Similar to “My 600-lb Life,” “1000-lb Sisters” has a fan base of viewers who support Amy and Tammy as they overcome hurdles in life, particularly those pertaining to their health. While many people have come to love the sisters for their sense of humor and their bond with one another, others are dismayed and alarmed by how occasionally uninspired the sisters appear to be to take their own health and wellbeing seriously.
In order to improve their chances of living happier, healthier, and longer lives, both sisters make an effort to eat healthier and exercise more during each season. They receive assistance from healthcare specialists who provide them with direction and counsel to regulate their weight, which frequently errs on the side of medical danger. To the dismay of their physicians as well as themselves, they frequently cave in to their food addiction on their trips, which are characterized by ups and downs.
Although Amy started the series as the lighter of the two sisters, her drive has fluctuated throughout time. However, Amy, who is married, was desperate to become pregnant, a goal she could only accomplish if she could reduce her weight. This is a significant difference.

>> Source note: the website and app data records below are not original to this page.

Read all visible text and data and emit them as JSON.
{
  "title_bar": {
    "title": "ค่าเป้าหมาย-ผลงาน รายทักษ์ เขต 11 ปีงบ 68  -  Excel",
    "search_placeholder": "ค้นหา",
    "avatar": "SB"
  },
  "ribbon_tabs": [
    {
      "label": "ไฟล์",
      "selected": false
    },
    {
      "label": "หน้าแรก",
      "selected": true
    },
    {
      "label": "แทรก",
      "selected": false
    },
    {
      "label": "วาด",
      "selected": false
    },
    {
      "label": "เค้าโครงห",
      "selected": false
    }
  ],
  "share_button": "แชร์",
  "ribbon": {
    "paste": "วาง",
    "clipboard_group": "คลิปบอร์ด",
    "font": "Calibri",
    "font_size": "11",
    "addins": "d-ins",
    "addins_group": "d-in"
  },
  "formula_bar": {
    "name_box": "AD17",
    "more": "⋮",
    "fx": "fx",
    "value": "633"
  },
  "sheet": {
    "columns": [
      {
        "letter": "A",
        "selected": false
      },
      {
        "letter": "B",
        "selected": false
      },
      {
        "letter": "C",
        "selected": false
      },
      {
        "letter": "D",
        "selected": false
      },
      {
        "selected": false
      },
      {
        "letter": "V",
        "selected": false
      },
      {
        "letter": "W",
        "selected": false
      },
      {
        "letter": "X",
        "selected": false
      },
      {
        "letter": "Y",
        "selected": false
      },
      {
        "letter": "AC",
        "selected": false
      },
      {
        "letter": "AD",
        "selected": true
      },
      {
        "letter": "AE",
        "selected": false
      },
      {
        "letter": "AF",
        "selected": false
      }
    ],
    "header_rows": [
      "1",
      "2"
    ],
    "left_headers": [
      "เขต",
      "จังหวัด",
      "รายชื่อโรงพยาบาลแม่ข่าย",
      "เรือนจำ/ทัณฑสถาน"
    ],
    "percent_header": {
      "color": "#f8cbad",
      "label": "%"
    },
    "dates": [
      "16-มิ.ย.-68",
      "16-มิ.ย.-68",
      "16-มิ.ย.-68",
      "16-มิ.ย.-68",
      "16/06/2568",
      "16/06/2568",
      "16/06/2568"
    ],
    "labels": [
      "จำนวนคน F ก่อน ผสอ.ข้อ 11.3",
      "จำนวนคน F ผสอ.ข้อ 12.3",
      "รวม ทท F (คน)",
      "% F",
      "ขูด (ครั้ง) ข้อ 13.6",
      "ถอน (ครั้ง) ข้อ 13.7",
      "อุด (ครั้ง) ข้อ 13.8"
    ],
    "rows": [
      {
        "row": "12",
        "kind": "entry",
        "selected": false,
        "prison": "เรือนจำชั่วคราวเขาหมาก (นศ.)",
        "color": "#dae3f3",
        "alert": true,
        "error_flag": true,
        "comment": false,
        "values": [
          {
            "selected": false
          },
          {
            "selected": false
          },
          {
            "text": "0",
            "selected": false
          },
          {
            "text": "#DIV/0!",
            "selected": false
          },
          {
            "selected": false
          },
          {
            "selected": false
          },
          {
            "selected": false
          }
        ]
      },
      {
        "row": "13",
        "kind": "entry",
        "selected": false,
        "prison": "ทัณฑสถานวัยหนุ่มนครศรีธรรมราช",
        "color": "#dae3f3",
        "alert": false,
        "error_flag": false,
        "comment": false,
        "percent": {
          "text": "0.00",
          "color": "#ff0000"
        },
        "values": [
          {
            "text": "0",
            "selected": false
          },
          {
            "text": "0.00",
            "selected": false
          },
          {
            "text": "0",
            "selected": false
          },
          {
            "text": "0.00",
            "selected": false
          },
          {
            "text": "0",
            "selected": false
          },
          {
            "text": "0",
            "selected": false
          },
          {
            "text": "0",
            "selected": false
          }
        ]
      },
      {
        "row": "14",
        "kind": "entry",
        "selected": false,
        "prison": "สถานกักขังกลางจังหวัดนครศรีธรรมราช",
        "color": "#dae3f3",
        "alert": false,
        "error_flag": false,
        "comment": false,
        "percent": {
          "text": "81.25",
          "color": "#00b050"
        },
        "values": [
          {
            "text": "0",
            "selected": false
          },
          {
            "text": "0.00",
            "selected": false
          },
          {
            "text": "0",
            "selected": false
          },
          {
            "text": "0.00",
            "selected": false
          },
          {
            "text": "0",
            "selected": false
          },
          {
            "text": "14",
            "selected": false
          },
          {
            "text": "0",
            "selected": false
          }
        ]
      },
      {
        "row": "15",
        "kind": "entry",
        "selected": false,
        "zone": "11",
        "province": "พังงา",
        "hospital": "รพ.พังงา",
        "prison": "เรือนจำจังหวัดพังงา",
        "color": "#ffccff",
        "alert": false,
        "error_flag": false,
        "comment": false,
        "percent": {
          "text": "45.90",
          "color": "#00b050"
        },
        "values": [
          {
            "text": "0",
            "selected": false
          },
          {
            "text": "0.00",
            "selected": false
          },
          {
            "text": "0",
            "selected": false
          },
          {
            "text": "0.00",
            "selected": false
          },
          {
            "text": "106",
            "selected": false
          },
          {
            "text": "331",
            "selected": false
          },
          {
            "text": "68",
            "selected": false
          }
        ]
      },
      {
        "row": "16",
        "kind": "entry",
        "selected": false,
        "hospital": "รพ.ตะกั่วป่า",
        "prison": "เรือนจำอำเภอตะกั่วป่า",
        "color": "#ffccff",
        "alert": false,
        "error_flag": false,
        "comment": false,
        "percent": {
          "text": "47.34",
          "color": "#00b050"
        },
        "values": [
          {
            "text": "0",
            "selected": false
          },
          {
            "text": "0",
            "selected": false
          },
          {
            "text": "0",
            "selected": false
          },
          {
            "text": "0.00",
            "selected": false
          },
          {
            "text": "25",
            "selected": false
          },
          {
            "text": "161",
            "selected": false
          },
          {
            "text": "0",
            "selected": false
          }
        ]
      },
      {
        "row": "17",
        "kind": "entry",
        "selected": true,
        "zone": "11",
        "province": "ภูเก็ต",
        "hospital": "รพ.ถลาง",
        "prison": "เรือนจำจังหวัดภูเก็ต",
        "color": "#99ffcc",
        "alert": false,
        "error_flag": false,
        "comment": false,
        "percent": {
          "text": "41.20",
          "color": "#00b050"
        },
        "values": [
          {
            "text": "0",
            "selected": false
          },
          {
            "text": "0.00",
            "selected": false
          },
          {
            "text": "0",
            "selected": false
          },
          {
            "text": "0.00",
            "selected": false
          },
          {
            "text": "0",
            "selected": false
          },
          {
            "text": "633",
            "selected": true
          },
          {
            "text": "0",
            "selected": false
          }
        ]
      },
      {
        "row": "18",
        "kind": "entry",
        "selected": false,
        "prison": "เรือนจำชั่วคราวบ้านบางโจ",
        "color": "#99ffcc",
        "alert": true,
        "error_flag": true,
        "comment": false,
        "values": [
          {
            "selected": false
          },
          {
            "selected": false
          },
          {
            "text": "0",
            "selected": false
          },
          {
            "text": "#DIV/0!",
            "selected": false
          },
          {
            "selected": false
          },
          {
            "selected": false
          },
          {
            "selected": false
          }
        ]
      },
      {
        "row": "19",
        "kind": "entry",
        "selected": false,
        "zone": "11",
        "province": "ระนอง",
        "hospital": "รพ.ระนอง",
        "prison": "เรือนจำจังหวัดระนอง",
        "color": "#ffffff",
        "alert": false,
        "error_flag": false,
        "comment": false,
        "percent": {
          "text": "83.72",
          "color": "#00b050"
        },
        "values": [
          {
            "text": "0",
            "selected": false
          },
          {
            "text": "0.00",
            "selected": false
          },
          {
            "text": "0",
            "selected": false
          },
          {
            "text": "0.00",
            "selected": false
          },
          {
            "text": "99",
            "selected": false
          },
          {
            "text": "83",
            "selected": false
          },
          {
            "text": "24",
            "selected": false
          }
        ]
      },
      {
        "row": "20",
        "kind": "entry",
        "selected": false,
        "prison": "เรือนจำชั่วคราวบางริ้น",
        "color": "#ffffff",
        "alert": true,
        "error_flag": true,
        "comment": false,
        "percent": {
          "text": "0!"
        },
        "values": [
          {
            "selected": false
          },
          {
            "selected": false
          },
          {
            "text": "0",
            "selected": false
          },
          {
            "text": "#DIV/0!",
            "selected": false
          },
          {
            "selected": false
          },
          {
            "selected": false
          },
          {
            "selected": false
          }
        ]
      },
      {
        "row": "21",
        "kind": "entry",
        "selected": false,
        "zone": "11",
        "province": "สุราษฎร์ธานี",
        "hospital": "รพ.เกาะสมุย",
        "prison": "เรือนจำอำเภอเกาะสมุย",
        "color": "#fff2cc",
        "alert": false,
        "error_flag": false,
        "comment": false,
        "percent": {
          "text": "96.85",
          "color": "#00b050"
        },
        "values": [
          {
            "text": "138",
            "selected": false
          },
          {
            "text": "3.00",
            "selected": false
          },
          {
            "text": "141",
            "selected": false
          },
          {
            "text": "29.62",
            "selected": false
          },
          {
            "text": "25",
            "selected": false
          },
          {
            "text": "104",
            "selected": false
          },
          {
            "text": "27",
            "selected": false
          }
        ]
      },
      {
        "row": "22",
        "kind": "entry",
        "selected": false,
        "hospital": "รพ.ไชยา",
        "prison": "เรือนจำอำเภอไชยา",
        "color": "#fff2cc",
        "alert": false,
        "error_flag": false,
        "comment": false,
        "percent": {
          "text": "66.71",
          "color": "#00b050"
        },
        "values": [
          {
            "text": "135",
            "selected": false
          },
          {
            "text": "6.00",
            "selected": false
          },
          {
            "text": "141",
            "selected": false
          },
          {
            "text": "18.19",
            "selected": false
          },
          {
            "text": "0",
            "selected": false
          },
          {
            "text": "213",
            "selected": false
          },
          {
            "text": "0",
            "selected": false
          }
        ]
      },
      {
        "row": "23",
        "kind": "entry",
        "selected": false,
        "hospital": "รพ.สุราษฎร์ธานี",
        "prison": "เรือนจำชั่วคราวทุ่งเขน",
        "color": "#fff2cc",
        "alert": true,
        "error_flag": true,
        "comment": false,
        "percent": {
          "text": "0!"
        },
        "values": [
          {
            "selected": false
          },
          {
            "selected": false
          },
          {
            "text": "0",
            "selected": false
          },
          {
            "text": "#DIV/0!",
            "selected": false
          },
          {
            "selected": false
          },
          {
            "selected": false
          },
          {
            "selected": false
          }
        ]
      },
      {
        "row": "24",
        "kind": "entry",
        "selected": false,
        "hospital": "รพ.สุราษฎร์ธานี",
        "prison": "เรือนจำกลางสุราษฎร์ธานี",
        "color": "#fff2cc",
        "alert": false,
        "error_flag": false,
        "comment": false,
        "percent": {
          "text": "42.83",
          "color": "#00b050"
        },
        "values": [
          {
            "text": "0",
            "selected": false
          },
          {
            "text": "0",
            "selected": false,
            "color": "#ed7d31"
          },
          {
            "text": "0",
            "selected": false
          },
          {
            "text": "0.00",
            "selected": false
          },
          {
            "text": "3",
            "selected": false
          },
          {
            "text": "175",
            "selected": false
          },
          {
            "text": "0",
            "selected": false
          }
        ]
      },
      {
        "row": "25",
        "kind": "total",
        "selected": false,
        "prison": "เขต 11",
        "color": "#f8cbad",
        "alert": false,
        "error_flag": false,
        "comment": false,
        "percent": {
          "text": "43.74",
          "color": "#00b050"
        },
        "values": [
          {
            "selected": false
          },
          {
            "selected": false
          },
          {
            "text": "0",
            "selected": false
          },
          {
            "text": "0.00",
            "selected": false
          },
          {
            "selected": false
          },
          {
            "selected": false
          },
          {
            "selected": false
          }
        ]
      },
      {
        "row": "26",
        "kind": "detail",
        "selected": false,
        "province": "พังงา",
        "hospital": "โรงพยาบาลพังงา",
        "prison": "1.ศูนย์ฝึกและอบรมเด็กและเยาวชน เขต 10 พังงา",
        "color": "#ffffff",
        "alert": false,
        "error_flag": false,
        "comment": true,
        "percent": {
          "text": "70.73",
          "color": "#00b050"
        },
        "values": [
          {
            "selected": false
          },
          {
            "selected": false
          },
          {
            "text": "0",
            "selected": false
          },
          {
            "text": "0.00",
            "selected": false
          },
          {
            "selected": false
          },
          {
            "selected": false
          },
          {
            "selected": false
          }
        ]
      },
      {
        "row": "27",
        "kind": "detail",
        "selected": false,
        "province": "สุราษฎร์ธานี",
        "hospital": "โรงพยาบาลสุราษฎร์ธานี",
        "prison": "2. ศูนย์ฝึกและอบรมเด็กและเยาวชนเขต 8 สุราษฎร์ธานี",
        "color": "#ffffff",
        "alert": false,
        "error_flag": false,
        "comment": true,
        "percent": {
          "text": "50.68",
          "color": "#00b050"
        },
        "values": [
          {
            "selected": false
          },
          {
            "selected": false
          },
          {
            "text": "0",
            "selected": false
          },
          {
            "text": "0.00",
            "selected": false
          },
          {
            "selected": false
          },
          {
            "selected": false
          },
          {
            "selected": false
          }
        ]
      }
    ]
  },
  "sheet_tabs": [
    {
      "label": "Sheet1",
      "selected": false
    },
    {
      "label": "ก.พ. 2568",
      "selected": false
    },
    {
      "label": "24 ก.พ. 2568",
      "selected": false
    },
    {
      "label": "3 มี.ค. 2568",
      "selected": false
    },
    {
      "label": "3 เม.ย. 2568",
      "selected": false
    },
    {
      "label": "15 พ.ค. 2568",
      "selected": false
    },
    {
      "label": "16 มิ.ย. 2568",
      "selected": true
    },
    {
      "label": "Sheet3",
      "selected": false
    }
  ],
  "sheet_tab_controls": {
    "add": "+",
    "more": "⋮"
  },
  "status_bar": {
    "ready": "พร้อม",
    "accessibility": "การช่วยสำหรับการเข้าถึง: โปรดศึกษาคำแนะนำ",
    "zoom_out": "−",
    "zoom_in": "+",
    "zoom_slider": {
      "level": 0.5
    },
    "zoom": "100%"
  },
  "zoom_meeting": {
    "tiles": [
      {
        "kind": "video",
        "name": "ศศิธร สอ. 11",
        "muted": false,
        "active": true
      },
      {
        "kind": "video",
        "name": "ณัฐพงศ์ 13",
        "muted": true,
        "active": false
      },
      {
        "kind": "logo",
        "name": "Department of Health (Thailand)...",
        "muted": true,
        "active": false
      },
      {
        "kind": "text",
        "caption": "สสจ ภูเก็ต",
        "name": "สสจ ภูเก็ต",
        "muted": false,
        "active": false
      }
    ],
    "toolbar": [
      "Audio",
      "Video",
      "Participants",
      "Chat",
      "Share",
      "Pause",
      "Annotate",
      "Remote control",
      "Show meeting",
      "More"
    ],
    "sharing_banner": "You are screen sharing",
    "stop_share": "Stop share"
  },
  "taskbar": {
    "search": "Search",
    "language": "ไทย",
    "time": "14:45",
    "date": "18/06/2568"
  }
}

In January 2020, “1000-lb Sisters” debuted on television. In an explosive beginning, Amy and Tammy were forced to weigh themselves in a junkyard because no other scale could fit them before seeking medical counsel about undergoing bariatric surgery. Tammy hit the scales at 605 pounds, compared to Amy’s 406 pounds. Both women broke down in tears as they watched the numbers appear on the scale. The sisters looked to one another, though, and realized that, despite their shock, at least one of them shared their journey toward a happier and healthier life and understood their anguish.
At the start of the first season, Amy remarked that she and her sister “always understood that we just had each other.” The church would provide meals for us if we didn’t have fast food since we were so impoverished growing up. Amy, unlike her sister, is able to move about independently without the use of a walker or wheelchair, therefore she was able to engage in certain physical activities like swimming. Amy was able to shed some weight after a few months.
“Since I shed weight, I’ve discovered that walking is simpler for me. I want to take every possible step to have my operation authorized “stated Amy. She eventually managed to lose enough weight to have the operation, but while she waited on the hospital bed, she began to have second thoughts. She begged her husband, Michael Halterman, to contact Tammy because she couldn’t stop weeping. Amy had the procedure after hearing some encouraging remarks from her sister.
Amy’s dream was granted after all her effort when she gave birth to her firstborn son, Gage, in November 2020.
Amy’s commitment to have children propelled her down a great road, but one that was always susceptible to detours if she ever wavered. Amy returned to her bariatric surgeon, Dr. Charles Proctor, after delivering her first child, but he didn’t have many encouraging words for her.
In a January 2022 episode, he remarked, “When I first met Amy… one of her life objectives, not just to be married, was to have a kid, and at that moment it was impossible for her.” We’ve seen that having surgery is not a guarantee that someone would maintain their weight loss after losing it. “She hasn’t made any more attempt to improve her health, based on what I can tell. At this point, we’ve very much at a standstill.”
Amy picked herself back up, though, and by February 2022, she had continued to lose weight while being pregnant with her second child, reaching a low of 250 pounds.
“Because I’m eating well, I feel like I’m really losing weight while having this kid. Green beans, broccoli, brussels sprouts, and tuna fish are some of Gage’s favorite foods “She spoke to The Sun.
She stated that although her family isn’t very strict about mealtimes, she isn’t bingeing as much. “I only eat when I’m hungry; I don’t have scheduled meals. I dropped from 406 to 250 pounds after a gastric bypass. Now that I am able to pursue him, I feel much better (Gage). Although it’s not as awful as when I was overweight, I do feel weary.”
She still hasn’t reached her goal weight of 150 pounds, but certain changes—like her new favorite dish—have helped.
All she had been craving was salad, and it had to include chicken breast.